Bunny ears

If you’re in either first year or your fourth year at OCAD, you should find an email in your inbox from President Diamond inviting you to participate in a survey: the National Survey of Student Engagement (NSSE). I know, I know – you’re busy, you have projects due, you get asked to do a million of these, does it really matter anyways? YES! All surveys matter (we wouldn’t bother to design and mount them if we weren’t looking for input.) But NSSE matters A LOT. Here’s why:

  • Unlike most surveys, NSSE is run consistently every few years (it used to be every two years, now every three) which means we can measure our progress on certain issues over time.
  • Secondly, NSSE is run at all Ontario institutions and most of the independent art and design schools in the US, which means we can compare how we’re doing to comparable institutions.

So in short, NSSE helps us set priorities for change. Here’s an example from the last time we ran NSSE (in 2011).

The survey asks students to identify obstacles to their academic progress, given a range of response options. Here’s what our first year students told us in 2011:

Graph showing % of first year students indicating barriers to academic progress

Clearly, financial pressures and work obligations stand out with 45% of first year respondents indicating that was a major obstacle. And our Financial Aid & Awards team has launched a major outreach and financial literacy campaign to make sure students in need access bursaries and work study opportunities.

But let’s look at what happens when we compare the responses from fourth year students:

Graph showing % of fourth year students indicating major obstacles

Financial pressures remain the most commonly cited obstacle — still up there at 47%. But what also stands out is the increase in students citing “course availability & scheduling”, “difficulties with academic regulations” and “lack of good academic advising” as a major obstacle.

Is that something common across all Ontario universities? Well, yes and no. Here’s the average of the responses of fourth year students from the rest of Ontario (in blue) compared to our fourth year respondents (in green):

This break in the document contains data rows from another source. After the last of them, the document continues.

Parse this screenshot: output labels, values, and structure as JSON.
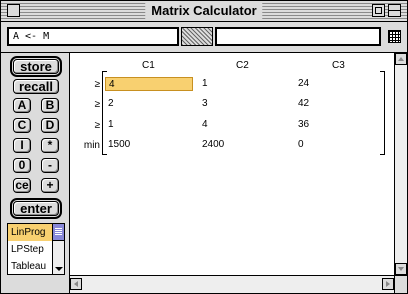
{
  "window": {
    "title": "Matrix Calculator"
  },
  "input": {
    "left_value": "A <- M",
    "right_value": ""
  },
  "buttons": {
    "store": "store",
    "recall": "recall",
    "a": "A",
    "b": "B",
    "c": "C",
    "d": "D",
    "i": "I",
    "mul": "*",
    "zero": "0",
    "minus": "-",
    "ce": "ce",
    "plus": "+",
    "enter": "enter"
  },
  "macro_list": {
    "items": [
      "LinProg",
      "LPStep",
      "Tableau"
    ],
    "selected": "LinProg"
  },
  "matrix": {
    "columns": [
      "C1",
      "C2",
      "C3"
    ],
    "rows": [
      {
        "label": "≥",
        "cells": [
          "4",
          "1",
          "24"
        ]
      },
      {
        "label": "≥",
        "cells": [
          "2",
          "3",
          "42"
        ]
      },
      {
        "label": "≥",
        "cells": [
          "1",
          "4",
          "36"
        ]
      },
      {
        "label": "min",
        "cells": [
          "1500",
          "2400",
          "0"
        ]
      }
    ],
    "active_cell": "4"
  },
  "colors": {
    "highlight": "#f8d070",
    "scroll_thumb": "#8888d8"
  }
}
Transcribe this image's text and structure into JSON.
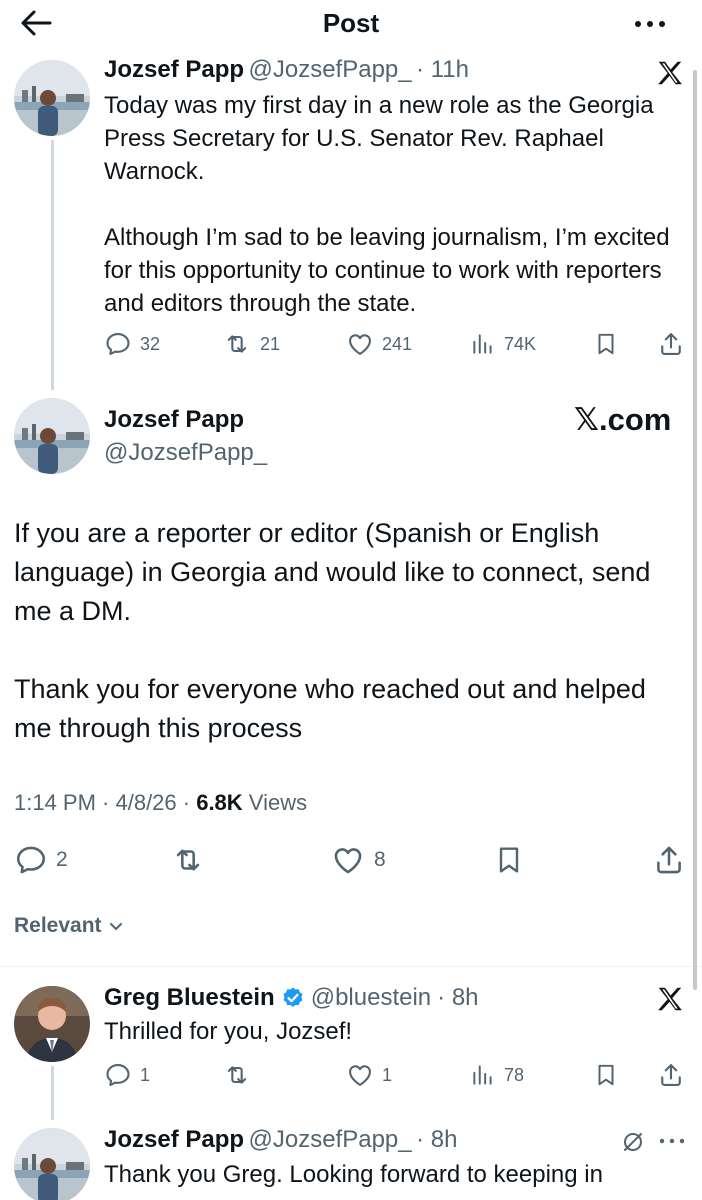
{
  "header": {
    "title": "Post"
  },
  "quoted_post": {
    "author_name": "Jozsef Papp",
    "handle": "@JozsefPapp_",
    "time": "· 11h",
    "text_p1": "Today was my first day in a new role as the Georgia Press Secretary for U.S. Senator Rev. Raphael Warnock.",
    "text_p2": "Although I’m sad to be leaving journalism, I’m excited for this opportunity to continue to work with reporters and editors through the state.",
    "replies": "32",
    "reposts": "21",
    "likes": "241",
    "views": "74K"
  },
  "main_post": {
    "author_name": "Jozsef Papp",
    "handle": "@JozsefPapp_",
    "xcom": "𝕏.com",
    "text_p1": "If you are a reporter or editor (Spanish or English language) in Georgia and would like to connect, send me a DM.",
    "text_p2": "Thank you for everyone who reached out and helped me through this process",
    "time": "1:14 PM · 4/8/26 · ",
    "views_count": "6.8K",
    "views_label": " Views",
    "replies": "2",
    "likes": "8"
  },
  "sort": {
    "label": "Relevant"
  },
  "reply1": {
    "author_name": "Greg Bluestein",
    "handle": "@bluestein",
    "time": "· 8h",
    "text": "Thrilled for you, Jozsef!",
    "replies": "1",
    "likes": "1",
    "views": "78"
  },
  "reply2": {
    "author_name": "Jozsef Papp",
    "handle": "@JozsefPapp_",
    "time": "· 8h",
    "text": "Thank you Greg. Looking forward to keeping in"
  },
  "colors": {
    "verified": "#1d9bf0",
    "muted": "#536471",
    "line": "#cfd9de"
  },
  "icons": [
    "back-arrow-icon",
    "more-icon",
    "x-logo-icon",
    "reply-icon",
    "repost-icon",
    "like-icon",
    "views-icon",
    "bookmark-icon",
    "share-icon",
    "verified-icon",
    "chevron-down-icon",
    "slash-icon"
  ]
}
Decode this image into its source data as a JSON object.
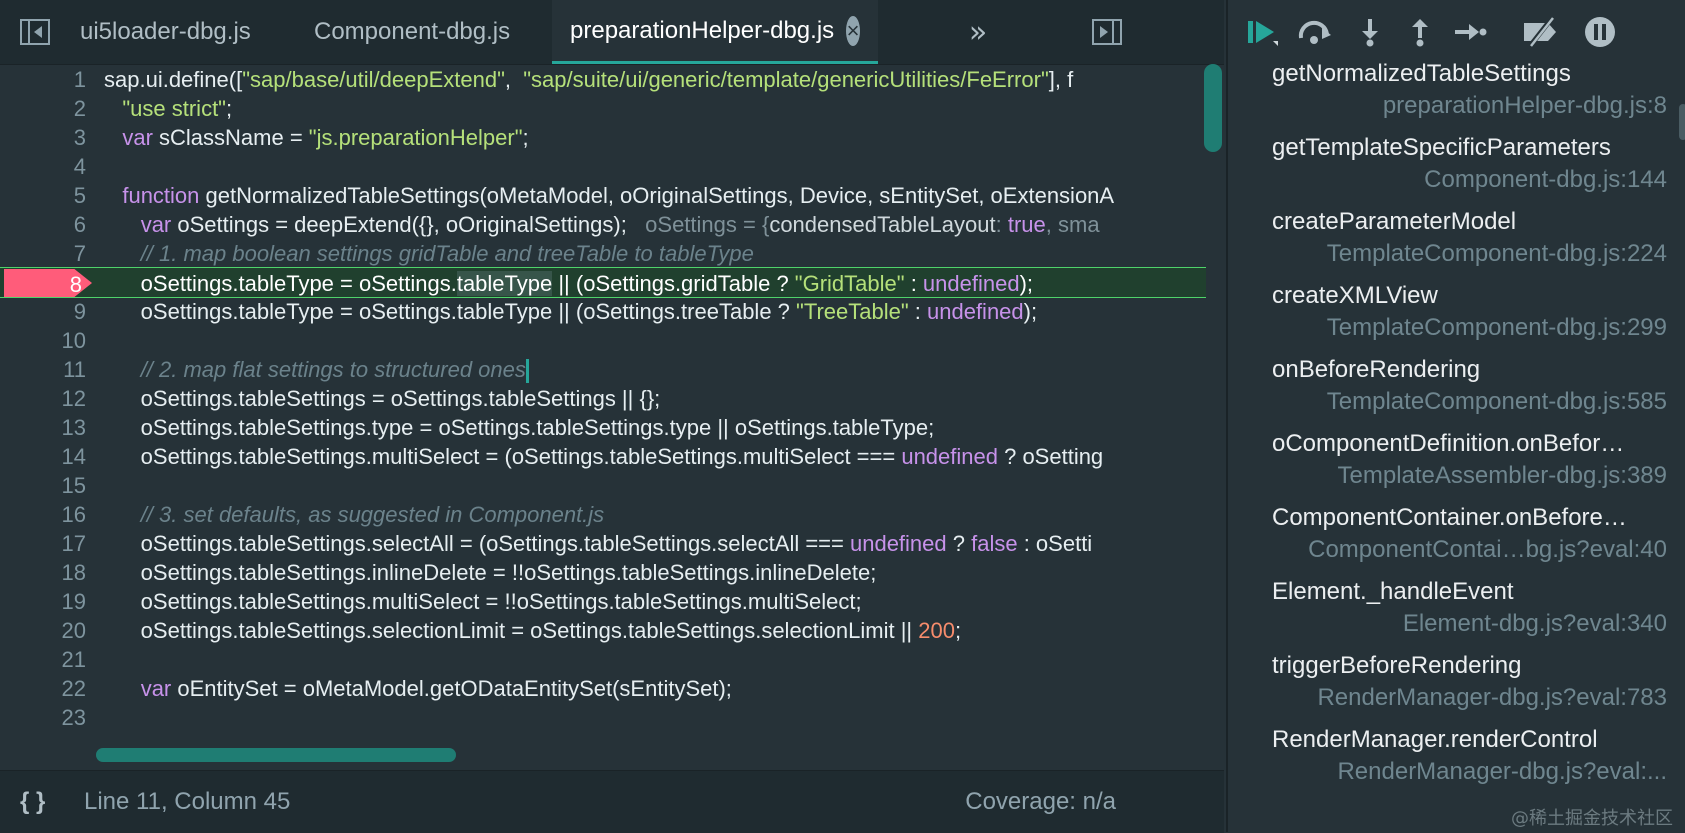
{
  "tabs": [
    {
      "label": "ui5loader-dbg.js"
    },
    {
      "label": "Component-dbg.js"
    },
    {
      "label": "preparationHelper-dbg.js",
      "active": true
    }
  ],
  "icons": {
    "sidebar_toggle": "sidebar-toggle-icon",
    "overflow": "»",
    "close": "×",
    "pretty_print": "{ }"
  },
  "code_lines": [
    {
      "n": "1",
      "segments": [
        {
          "t": "sap.ui.define(["
        },
        {
          "t": "\"sap/base/util/deepExtend\"",
          "c": "t-str"
        },
        {
          "t": ",  "
        },
        {
          "t": "\"sap/suite/ui/generic/template/genericUtilities/FeError\"",
          "c": "t-str"
        },
        {
          "t": "], f"
        }
      ]
    },
    {
      "n": "2",
      "segments": [
        {
          "t": "   "
        },
        {
          "t": "\"use strict\"",
          "c": "t-str"
        },
        {
          "t": ";"
        }
      ]
    },
    {
      "n": "3",
      "segments": [
        {
          "t": "   "
        },
        {
          "t": "var",
          "c": "t-kw"
        },
        {
          "t": " sClassName = "
        },
        {
          "t": "\"js.preparationHelper\"",
          "c": "t-str"
        },
        {
          "t": ";"
        }
      ]
    },
    {
      "n": "4",
      "segments": []
    },
    {
      "n": "5",
      "segments": [
        {
          "t": "   "
        },
        {
          "t": "function",
          "c": "t-kw"
        },
        {
          "t": " getNormalizedTableSettings(oMetaModel, oOriginalSettings, Device, sEntitySet, oExtensionA"
        }
      ]
    },
    {
      "n": "6",
      "segments": [
        {
          "t": "      "
        },
        {
          "t": "var",
          "c": "t-kw"
        },
        {
          "t": " oSettings = deepExtend({}, oOriginalSettings);   "
        },
        {
          "t": "oSettings = {",
          "c": "t-inline"
        },
        {
          "t": "condensedTableLayout",
          "c": "t-inline-val"
        },
        {
          "t": ": ",
          "c": "t-inline"
        },
        {
          "t": "true",
          "c": "t-kw"
        },
        {
          "t": ", sma",
          "c": "t-inline"
        }
      ]
    },
    {
      "n": "7",
      "segments": [
        {
          "t": "      "
        },
        {
          "t": "// 1. map boolean settings gridTable and treeTable to tableType",
          "c": "t-com"
        }
      ]
    },
    {
      "n": "8",
      "current": true,
      "segments": [
        {
          "t": "      oSettings.tableType = oSettings."
        },
        {
          "t": "tableType",
          "c": "t-hl"
        },
        {
          "t": " || (oSettings.gridTable ? "
        },
        {
          "t": "\"GridTable\"",
          "c": "t-str"
        },
        {
          "t": " : "
        },
        {
          "t": "undefined",
          "c": "t-kw"
        },
        {
          "t": ");"
        }
      ]
    },
    {
      "n": "9",
      "segments": [
        {
          "t": "      oSettings.tableType = oSettings.tableType || (oSettings.treeTable ? "
        },
        {
          "t": "\"TreeTable\"",
          "c": "t-str"
        },
        {
          "t": " : "
        },
        {
          "t": "undefined",
          "c": "t-kw"
        },
        {
          "t": ");"
        }
      ]
    },
    {
      "n": "10",
      "segments": []
    },
    {
      "n": "11",
      "caret": true,
      "segments": [
        {
          "t": "      "
        },
        {
          "t": "// 2. map flat settings to structured ones",
          "c": "t-com"
        }
      ]
    },
    {
      "n": "12",
      "segments": [
        {
          "t": "      oSettings.tableSettings = oSettings.tableSettings || {};"
        }
      ]
    },
    {
      "n": "13",
      "segments": [
        {
          "t": "      oSettings.tableSettings.type = oSettings.tableSettings.type || oSettings.tableType;"
        }
      ]
    },
    {
      "n": "14",
      "segments": [
        {
          "t": "      oSettings.tableSettings.multiSelect = (oSettings.tableSettings.multiSelect === "
        },
        {
          "t": "undefined",
          "c": "t-kw"
        },
        {
          "t": " ? oSetting"
        }
      ]
    },
    {
      "n": "15",
      "segments": []
    },
    {
      "n": "16",
      "segments": [
        {
          "t": "      "
        },
        {
          "t": "// 3. set defaults, as suggested in Component.js",
          "c": "t-com"
        }
      ]
    },
    {
      "n": "17",
      "segments": [
        {
          "t": "      oSettings.tableSettings.selectAll = (oSettings.tableSettings.selectAll === "
        },
        {
          "t": "undefined",
          "c": "t-kw"
        },
        {
          "t": " ? "
        },
        {
          "t": "false",
          "c": "t-kw"
        },
        {
          "t": " : oSetti"
        }
      ]
    },
    {
      "n": "18",
      "segments": [
        {
          "t": "      oSettings.tableSettings.inlineDelete = !!oSettings.tableSettings.inlineDelete;"
        }
      ]
    },
    {
      "n": "19",
      "segments": [
        {
          "t": "      oSettings.tableSettings.multiSelect = !!oSettings.tableSettings.multiSelect;"
        }
      ]
    },
    {
      "n": "20",
      "segments": [
        {
          "t": "      oSettings.tableSettings.selectionLimit = oSettings.tableSettings.selectionLimit || "
        },
        {
          "t": "200",
          "c": "t-num"
        },
        {
          "t": ";"
        }
      ]
    },
    {
      "n": "21",
      "segments": []
    },
    {
      "n": "22",
      "segments": [
        {
          "t": "      "
        },
        {
          "t": "var",
          "c": "t-kw"
        },
        {
          "t": " oEntitySet = oMetaModel.getODataEntitySet(sEntitySet);"
        }
      ]
    },
    {
      "n": "23",
      "segments": []
    }
  ],
  "status": {
    "position": "Line 11, Column 45",
    "coverage": "Coverage: n/a"
  },
  "call_stack": [
    {
      "fn": "getNormalizedTableSettings",
      "loc": "preparationHelper-dbg.js:8"
    },
    {
      "fn": "getTemplateSpecificParameters",
      "loc": "Component-dbg.js:144"
    },
    {
      "fn": "createParameterModel",
      "loc": "TemplateComponent-dbg.js:224"
    },
    {
      "fn": "createXMLView",
      "loc": "TemplateComponent-dbg.js:299"
    },
    {
      "fn": "onBeforeRendering",
      "loc": "TemplateComponent-dbg.js:585"
    },
    {
      "fn": "oComponentDefinition.onBefor…",
      "loc": "TemplateAssembler-dbg.js:389"
    },
    {
      "fn": "ComponentContainer.onBefore…",
      "loc": "ComponentContai…bg.js?eval:40"
    },
    {
      "fn": "Element._handleEvent",
      "loc": "Element-dbg.js?eval:340"
    },
    {
      "fn": "triggerBeforeRendering",
      "loc": "RenderManager-dbg.js?eval:783"
    },
    {
      "fn": "RenderManager.renderControl",
      "loc": "RenderManager-dbg.js?eval:..."
    }
  ],
  "watermark": "@稀土掘金技术社区",
  "colors": {
    "accent": "#26a69a",
    "breakpoint": "#ff5c7a",
    "current_line": "#4fd36a"
  }
}
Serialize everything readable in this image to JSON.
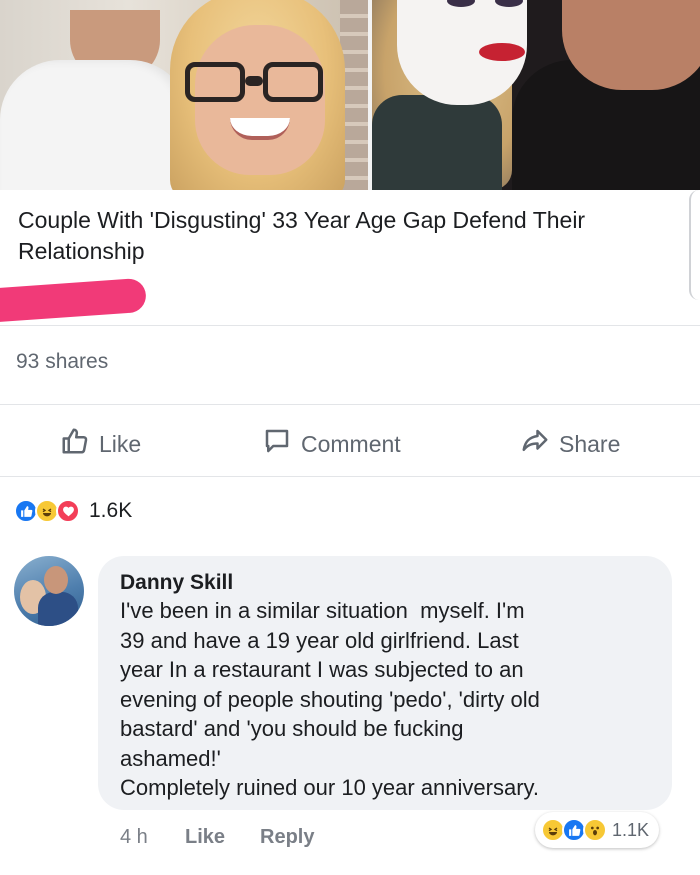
{
  "post": {
    "headline": "Couple With 'Disgusting' 33 Year Age Gap Defend Their Relationship",
    "shares": "93 shares",
    "actions": {
      "like": "Like",
      "comment": "Comment",
      "share": "Share"
    },
    "reactions": {
      "icons": [
        "like-icon",
        "haha-icon",
        "love-icon"
      ],
      "count": "1.6K"
    }
  },
  "comment": {
    "author": "Danny Skill",
    "text": "I've been in a similar situation  myself. I'm\n39 and have a 19 year old girlfriend. Last\nyear In a restaurant I was subjected to an\nevening of people shouting 'pedo', 'dirty old\nbastard' and 'you should be fucking\nashamed!'\nCompletely ruined our 10 year anniversary.",
    "time": "4 h",
    "like_label": "Like",
    "reply_label": "Reply",
    "reactions": {
      "icons": [
        "haha-icon",
        "like-icon",
        "wow-icon"
      ],
      "count": "1.1K"
    }
  },
  "colors": {
    "like_blue": "#1877f2",
    "love_red": "#f33e58",
    "haha_yellow": "#f7c835",
    "highlight_pink": "#f13a78"
  }
}
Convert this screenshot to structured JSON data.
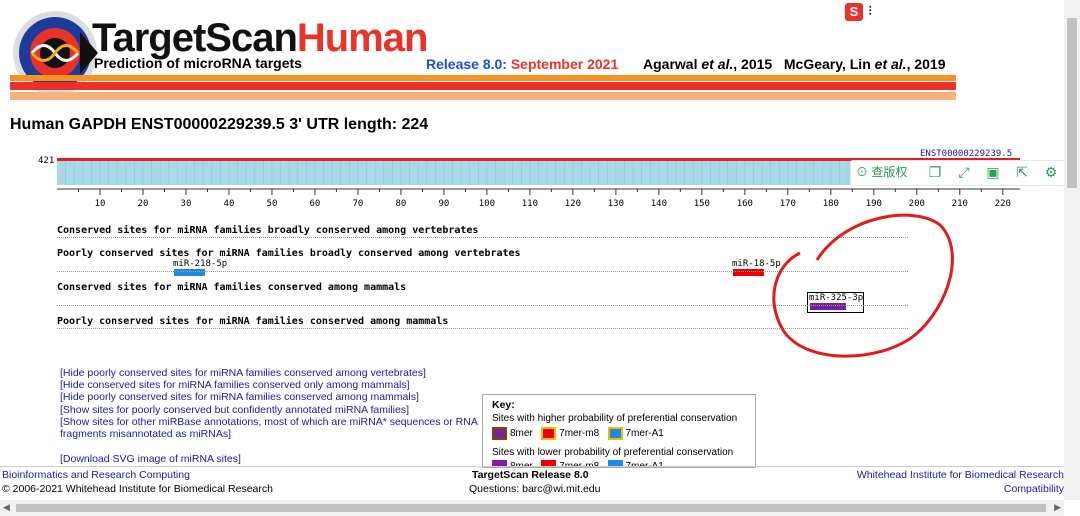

Graph comparing Ontario and OCAD U responses on barriers to academic progressLook at the difference on the academic regulations question – clearly much more pronounced at OCAD U than in the rest of Ontario. This made us take a serious look at a number of our policies and procedures. The Grading Policy, long a source of complaint from both faculty and students, was replaced this Fall. The Academic Progression (Undergraduate) policy will be eliminated, moving to a system of course-based prerequisites. And in January 2013, we completely revamped the way student advising is delivered, moving to a centralized model, located right off the Great Hall, so students know exactly where to go if they are in doubt about which courses to take, in what order, and how to navigate the policies and procedures.

This does not mean we’re ignoring that big issue sitting down there at the bottom (or any of the others, for that matter.)  But I think the academic regulations response represents a really interesting example of how we can use good solid evidence to isolate issues and set priorities for institutional change. Hoping we see a positive shift on at least that indicator on this round of NSSE.

Now go answer the survey invitation. We are listening:)